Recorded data
————
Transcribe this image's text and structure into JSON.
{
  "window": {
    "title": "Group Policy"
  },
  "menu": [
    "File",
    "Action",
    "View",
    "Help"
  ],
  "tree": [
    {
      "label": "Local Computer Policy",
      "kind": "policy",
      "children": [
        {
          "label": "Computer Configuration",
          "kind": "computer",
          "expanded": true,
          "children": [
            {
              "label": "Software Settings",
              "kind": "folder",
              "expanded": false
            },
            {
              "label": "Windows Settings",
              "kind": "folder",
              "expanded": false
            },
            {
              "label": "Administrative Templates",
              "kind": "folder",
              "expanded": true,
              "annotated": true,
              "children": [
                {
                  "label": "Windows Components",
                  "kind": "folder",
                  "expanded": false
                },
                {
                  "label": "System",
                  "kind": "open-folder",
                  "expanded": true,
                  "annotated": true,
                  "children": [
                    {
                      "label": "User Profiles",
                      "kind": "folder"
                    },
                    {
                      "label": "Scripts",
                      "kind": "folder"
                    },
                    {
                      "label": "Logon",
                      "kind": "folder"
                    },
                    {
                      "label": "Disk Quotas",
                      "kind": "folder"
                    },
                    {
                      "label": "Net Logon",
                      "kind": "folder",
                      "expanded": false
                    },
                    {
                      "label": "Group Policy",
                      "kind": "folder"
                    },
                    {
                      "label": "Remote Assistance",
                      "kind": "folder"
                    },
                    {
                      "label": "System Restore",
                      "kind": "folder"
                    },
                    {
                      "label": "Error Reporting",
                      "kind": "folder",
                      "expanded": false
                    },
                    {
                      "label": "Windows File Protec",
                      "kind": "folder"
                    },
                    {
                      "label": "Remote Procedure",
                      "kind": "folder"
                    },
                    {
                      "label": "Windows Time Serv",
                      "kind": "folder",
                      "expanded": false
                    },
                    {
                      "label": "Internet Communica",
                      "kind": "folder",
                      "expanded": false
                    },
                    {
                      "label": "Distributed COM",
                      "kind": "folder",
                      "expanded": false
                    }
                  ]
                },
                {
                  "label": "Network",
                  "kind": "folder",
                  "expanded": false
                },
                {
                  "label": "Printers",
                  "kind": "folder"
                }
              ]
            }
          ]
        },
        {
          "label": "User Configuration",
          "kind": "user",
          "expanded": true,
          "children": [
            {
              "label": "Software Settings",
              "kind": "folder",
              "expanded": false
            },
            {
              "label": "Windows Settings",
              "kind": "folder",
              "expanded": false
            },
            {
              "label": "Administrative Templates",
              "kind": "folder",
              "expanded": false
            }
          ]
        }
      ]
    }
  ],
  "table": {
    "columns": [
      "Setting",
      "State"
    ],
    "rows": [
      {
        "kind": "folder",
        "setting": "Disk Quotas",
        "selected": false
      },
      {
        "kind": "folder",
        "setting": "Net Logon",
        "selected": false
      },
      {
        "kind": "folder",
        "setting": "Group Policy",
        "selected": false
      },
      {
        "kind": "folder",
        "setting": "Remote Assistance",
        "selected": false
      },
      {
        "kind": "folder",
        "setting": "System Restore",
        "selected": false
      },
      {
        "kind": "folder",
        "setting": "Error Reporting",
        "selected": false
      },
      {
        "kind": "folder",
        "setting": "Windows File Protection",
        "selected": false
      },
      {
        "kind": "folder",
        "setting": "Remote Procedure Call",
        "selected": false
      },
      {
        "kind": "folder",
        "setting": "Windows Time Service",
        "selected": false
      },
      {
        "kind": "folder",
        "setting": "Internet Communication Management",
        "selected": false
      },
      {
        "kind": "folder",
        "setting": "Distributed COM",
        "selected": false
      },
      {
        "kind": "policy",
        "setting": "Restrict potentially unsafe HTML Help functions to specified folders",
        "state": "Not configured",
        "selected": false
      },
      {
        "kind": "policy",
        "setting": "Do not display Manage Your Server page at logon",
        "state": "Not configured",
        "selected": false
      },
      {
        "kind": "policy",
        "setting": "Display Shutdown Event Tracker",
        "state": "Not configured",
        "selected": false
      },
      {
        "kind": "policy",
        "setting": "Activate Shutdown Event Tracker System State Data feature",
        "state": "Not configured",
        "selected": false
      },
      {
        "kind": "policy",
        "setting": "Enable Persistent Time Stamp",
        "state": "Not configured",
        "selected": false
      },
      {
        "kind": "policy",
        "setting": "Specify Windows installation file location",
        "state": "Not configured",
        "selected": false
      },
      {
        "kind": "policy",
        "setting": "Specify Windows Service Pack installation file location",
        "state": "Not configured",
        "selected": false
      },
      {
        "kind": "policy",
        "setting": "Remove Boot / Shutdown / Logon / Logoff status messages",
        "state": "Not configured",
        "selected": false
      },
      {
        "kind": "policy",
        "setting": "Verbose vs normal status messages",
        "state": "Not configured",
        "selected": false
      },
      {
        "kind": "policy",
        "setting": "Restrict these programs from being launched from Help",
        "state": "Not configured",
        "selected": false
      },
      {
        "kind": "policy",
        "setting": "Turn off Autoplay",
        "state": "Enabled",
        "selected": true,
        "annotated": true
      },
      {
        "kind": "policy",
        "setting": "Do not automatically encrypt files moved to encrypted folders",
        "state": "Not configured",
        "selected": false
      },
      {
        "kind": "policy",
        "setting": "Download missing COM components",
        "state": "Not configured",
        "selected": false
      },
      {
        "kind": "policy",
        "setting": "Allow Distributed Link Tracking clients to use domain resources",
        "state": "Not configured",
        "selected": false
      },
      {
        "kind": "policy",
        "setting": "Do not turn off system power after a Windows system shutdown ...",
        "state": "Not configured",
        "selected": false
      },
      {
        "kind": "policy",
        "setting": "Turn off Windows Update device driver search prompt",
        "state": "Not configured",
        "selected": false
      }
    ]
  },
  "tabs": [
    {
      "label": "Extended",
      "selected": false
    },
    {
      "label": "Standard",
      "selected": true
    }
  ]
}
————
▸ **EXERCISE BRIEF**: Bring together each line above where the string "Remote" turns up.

▸ **THE ANSWER**:
                      "label": "Remote Assistance",
                      "label": "Remote Procedure",
        "setting": "Remote Assistance",
        "setting": "Remote Procedure Call",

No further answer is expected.